▶ EXERCISE PROMPT
In the material below, tally the lines that include the string "name", then write down only the total.
(SOURCE MATERIAL Opens)
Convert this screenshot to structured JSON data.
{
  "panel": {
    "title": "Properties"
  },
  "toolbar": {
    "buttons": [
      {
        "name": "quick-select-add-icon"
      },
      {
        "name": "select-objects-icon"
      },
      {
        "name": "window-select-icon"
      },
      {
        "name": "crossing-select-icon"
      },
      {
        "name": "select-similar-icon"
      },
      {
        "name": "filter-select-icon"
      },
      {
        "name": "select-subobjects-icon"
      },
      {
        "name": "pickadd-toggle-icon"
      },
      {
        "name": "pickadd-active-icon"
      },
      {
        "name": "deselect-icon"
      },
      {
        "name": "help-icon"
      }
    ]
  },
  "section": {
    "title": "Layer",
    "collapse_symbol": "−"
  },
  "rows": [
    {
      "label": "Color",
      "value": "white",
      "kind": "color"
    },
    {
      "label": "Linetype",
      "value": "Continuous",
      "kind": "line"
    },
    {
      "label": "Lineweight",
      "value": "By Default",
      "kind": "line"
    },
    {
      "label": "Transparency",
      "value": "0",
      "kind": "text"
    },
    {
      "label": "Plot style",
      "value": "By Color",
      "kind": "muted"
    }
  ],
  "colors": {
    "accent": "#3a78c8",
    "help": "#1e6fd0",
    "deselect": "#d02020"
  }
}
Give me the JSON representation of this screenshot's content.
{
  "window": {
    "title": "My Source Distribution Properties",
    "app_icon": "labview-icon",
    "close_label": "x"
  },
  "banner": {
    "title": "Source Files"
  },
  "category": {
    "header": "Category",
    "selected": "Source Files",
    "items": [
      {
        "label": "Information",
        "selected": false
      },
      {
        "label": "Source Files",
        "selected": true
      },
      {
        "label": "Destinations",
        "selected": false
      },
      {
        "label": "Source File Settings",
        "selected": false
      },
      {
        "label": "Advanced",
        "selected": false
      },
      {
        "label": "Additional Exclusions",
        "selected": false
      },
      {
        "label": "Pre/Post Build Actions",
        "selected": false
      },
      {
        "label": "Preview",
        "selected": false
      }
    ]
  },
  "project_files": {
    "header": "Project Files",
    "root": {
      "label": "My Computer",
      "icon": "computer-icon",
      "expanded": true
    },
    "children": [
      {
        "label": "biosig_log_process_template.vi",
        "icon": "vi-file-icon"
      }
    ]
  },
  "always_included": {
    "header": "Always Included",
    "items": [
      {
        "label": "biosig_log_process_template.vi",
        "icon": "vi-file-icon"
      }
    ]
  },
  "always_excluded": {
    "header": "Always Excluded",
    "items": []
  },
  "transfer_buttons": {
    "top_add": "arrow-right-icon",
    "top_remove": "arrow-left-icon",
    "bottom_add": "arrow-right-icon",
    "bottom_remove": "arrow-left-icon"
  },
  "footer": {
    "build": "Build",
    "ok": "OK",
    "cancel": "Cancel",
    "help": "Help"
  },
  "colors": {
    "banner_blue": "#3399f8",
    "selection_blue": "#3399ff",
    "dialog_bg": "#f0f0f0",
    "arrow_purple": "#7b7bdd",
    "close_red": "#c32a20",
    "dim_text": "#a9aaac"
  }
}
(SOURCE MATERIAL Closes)
▶ EXPECTED ANSWER
11